On April 30, 2021, Feminists Deliver submitted the following statement to the Special Committee on Reforming the Police Act. The role of the Special Committee was to make recommendations to the Legislative Assembly on reforms related to the modernization and sustainability of policing under the Police Act (R.S.B.C. 1996, c. 367); the role of police with respect to complex social issues including mental health and wellness, addictions and harm reduction; the scope of systemic racism within BC’s police agencies; and whether there are measures necessary to ensure a modernized Police Act is consistent with the United Nations Declaration on the Rights of Indigenous Peoples (2007).
Feminists Deliver is a grassroots collaboration of BC-based Two-Spirit people, non-binary folks, Indigiqueer, trans women, lesbian women, and cis women and girls, and the more than 25 organizations that support them. We centre intersectional feminism, anti-oppression and decolonization in our practice. We are responding to the call of the Special Committee on Reforming the Police Act to share our views on public safety and policing.
One of the first organized policing models that we know of today was established in the United Kingdom in the early 1800s with the Royal Irish Constabulary, a paramilitary police force the British created to keep Irish people under control. Sir John A. Macdonald, a British man who became the first prime minister of colonial Canada took inspiration and established what is now known as the Royal Canadian Mounted Police (RCMP). The RCMP were created to enforce colonization, clearing the lands of, and controlling Indigenous peoples.

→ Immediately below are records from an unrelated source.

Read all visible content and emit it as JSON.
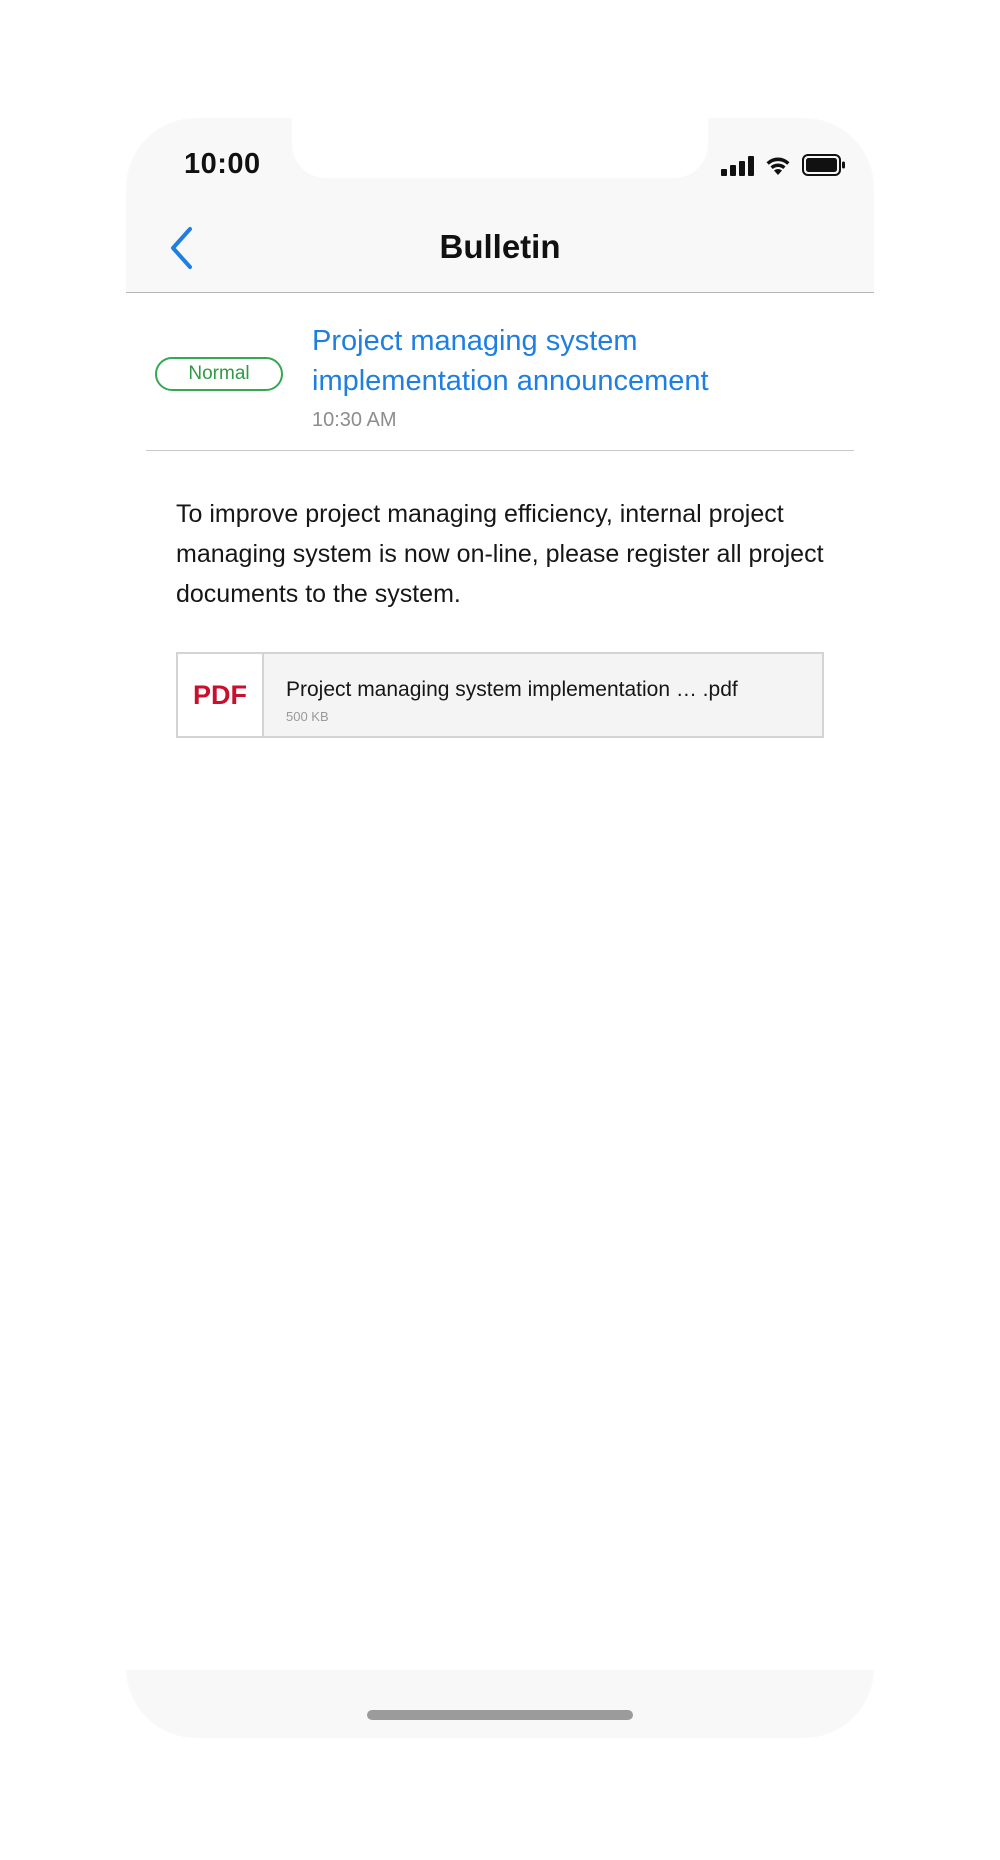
{
  "status_bar": {
    "time": "10:00",
    "icons": [
      "cellular-signal-icon",
      "wifi-icon",
      "battery-icon"
    ]
  },
  "nav": {
    "back_icon": "chevron-left-icon",
    "title": "Bulletin"
  },
  "bulletin": {
    "priority": "Normal",
    "title": "Project managing system implementation announcement",
    "time": "10:30 AM",
    "body": "To improve project managing efficiency, internal project managing system is now on-line, please register all project documents to the system."
  },
  "attachment": {
    "type_label": "PDF",
    "name": "Project managing system implementation … .pdf",
    "size": "500 KB"
  },
  "colors": {
    "accent": "#1f7fe0",
    "priority_normal": "#34a853",
    "pdf": "#c8102e"
  }
}
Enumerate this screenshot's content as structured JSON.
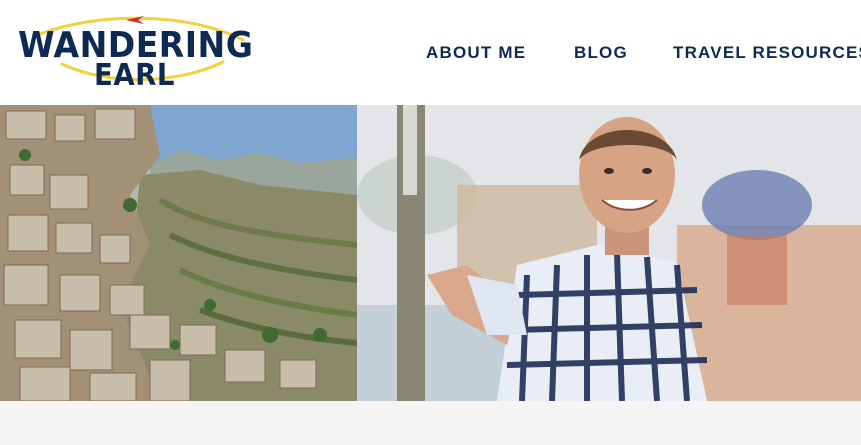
{
  "site": {
    "logo": {
      "line1": "WANDERING",
      "line2": "EARL"
    }
  },
  "nav": {
    "items": [
      {
        "label": "ABOUT ME"
      },
      {
        "label": "BLOG"
      },
      {
        "label": "TRAVEL RESOURCES"
      }
    ]
  },
  "hero": {
    "left_image": "mountain-village-photo",
    "right_image": "man-smiling-by-pole-photo"
  },
  "colors": {
    "brand_navy": "#0f2a52",
    "swoosh_yellow": "#f2d23a",
    "plane_red": "#d8242a",
    "header_bg": "#ffffff",
    "page_bg": "#f4f4f4"
  }
}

It is horrifying how a white supremacist, Anglo-Saxon-centred institution notorious for enforcing more than 300 years of oppression still continue to persist and garner support despite its track record for injustice. In reality, other perspectives exist. Global Indigenous perspectives on justice including perspectives rooted in Turtle Island as well as in Africa, need to be considered. Policing in Canada did not exist prior to colonization, and an anti-oppressive society need not rely on an institution created to colonize, divide, dehumanize, and annihilate what they believe are barriers to upholding the current systems.
If this government is committed to reconciliation, justice, and redress as often as it speaks of it, we urge the Special Committee to centre the experiences of people most affected. Law enforcement has demonstrated relentless violence which expands over generations, most especially subjugating Black and Indigenous women, as well as transgender peoples. Their voices need to be prioritized and is fundamental in eliminating violence. We expect you to implement the calls to action as outlined in The Murdered and Missing Indigenous Women and Girls Inquiry Calls for Justice, The Truth and Reconciliation: Commission of Canada: Calls to Action, and the Downtown Eastside Women’s Centre Red Women Rising report.
It is time.